=== Supplied entries ===

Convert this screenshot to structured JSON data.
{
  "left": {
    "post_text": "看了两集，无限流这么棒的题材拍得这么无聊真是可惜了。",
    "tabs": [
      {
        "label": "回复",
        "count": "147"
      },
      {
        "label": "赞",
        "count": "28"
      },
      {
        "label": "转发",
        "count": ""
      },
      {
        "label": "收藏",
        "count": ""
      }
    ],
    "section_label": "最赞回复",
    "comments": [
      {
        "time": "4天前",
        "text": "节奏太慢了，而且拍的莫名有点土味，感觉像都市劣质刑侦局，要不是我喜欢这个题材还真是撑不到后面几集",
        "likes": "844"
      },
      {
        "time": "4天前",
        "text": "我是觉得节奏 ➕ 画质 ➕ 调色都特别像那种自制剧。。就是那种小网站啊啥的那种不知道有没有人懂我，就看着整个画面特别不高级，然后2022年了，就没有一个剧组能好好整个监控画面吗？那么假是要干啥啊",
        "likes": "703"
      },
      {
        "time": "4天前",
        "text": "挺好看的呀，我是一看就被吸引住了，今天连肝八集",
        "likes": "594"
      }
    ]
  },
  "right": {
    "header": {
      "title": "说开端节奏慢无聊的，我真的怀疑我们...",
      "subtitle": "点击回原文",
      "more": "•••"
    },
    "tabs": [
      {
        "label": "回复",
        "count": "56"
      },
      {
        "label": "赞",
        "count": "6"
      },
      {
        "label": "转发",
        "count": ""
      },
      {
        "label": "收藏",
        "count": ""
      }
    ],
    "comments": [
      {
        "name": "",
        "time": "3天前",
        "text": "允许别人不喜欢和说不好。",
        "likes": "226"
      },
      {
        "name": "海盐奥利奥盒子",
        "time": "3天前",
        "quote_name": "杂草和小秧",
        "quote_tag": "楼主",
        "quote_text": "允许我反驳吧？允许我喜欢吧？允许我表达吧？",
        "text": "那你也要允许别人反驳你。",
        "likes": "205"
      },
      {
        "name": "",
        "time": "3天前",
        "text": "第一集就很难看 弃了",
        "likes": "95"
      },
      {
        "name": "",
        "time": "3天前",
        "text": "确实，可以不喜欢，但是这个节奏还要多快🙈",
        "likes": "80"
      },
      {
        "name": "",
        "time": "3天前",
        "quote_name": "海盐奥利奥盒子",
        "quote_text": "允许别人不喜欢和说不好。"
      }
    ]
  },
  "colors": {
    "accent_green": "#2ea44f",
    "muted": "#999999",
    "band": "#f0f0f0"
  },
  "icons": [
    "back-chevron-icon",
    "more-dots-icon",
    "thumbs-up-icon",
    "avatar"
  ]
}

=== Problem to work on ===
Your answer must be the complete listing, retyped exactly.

=== Solution to the exercise ===
Convert this screenshot to structured JSON data.
{
  "left": {
    "post_text": "看了两集，无限流这么棒的题材拍得这么无聊真是可惜了。",
    "tabs": [
      {
        "label": "回复",
        "count": "147"
      },
      {
        "label": "赞",
        "count": "28"
      },
      {
        "label": "转发",
        "count": ""
      },
      {
        "label": "收藏",
        "count": ""
      }
    ],
    "section_label": "最赞回复",
    "comments": [
      {
        "time": "4天前",
        "text": "节奏太慢了，而且拍的莫名有点土味，感觉像都市劣质刑侦局，要不是我喜欢这个题材还真是撑不到后面几集",
        "likes": "844"
      },
      {
        "time": "4天前",
        "text": "我是觉得节奏 ➕ 画质 ➕ 调色都特别像那种自制剧。。就是那种小网站啊啥的那种不知道有没有人懂我，就看着整个画面特别不高级，然后2022年了，就没有一个剧组能好好整个监控画面吗？那么假是要干啥啊",
        "likes": "703"
      },
      {
        "time": "4天前",
        "text": "挺好看的呀，我是一看就被吸引住了，今天连肝八集",
        "likes": "594"
      }
    ]
  },
  "right": {
    "header": {
      "title": "说开端节奏慢无聊的，我真的怀疑我们...",
      "subtitle": "点击回原文",
      "more": "•••"
    },
    "tabs": [
      {
        "label": "回复",
        "count": "56"
      },
      {
        "label": "赞",
        "count": "6"
      },
      {
        "label": "转发",
        "count": ""
      },
      {
        "label": "收藏",
        "count": ""
      }
    ],
    "comments": [
      {
        "name": "",
        "time": "3天前",
        "text": "允许别人不喜欢和说不好。",
        "likes": "226"
      },
      {
        "name": "海盐奥利奥盒子",
        "time": "3天前",
        "quote_name": "杂草和小秧",
        "quote_tag": "楼主",
        "quote_text": "允许我反驳吧？允许我喜欢吧？允许我表达吧？",
        "text": "那你也要允许别人反驳你。",
        "likes": "205"
      },
      {
        "name": "",
        "time": "3天前",
        "text": "第一集就很难看 弃了",
        "likes": "95"
      },
      {
        "name": "",
        "time": "3天前",
        "text": "确实，可以不喜欢，但是这个节奏还要多快🙈",
        "likes": "80"
      },
      {
        "name": "",
        "time": "3天前",
        "quote_name": "海盐奥利奥盒子",
        "quote_text": "允许别人不喜欢和说不好。"
      }
    ]
  },
  "colors": {
    "accent_green": "#2ea44f",
    "muted": "#999999",
    "band": "#f0f0f0"
  },
  "icons": [
    "back-chevron-icon",
    "more-dots-icon",
    "thumbs-up-icon",
    "avatar"
  ]
}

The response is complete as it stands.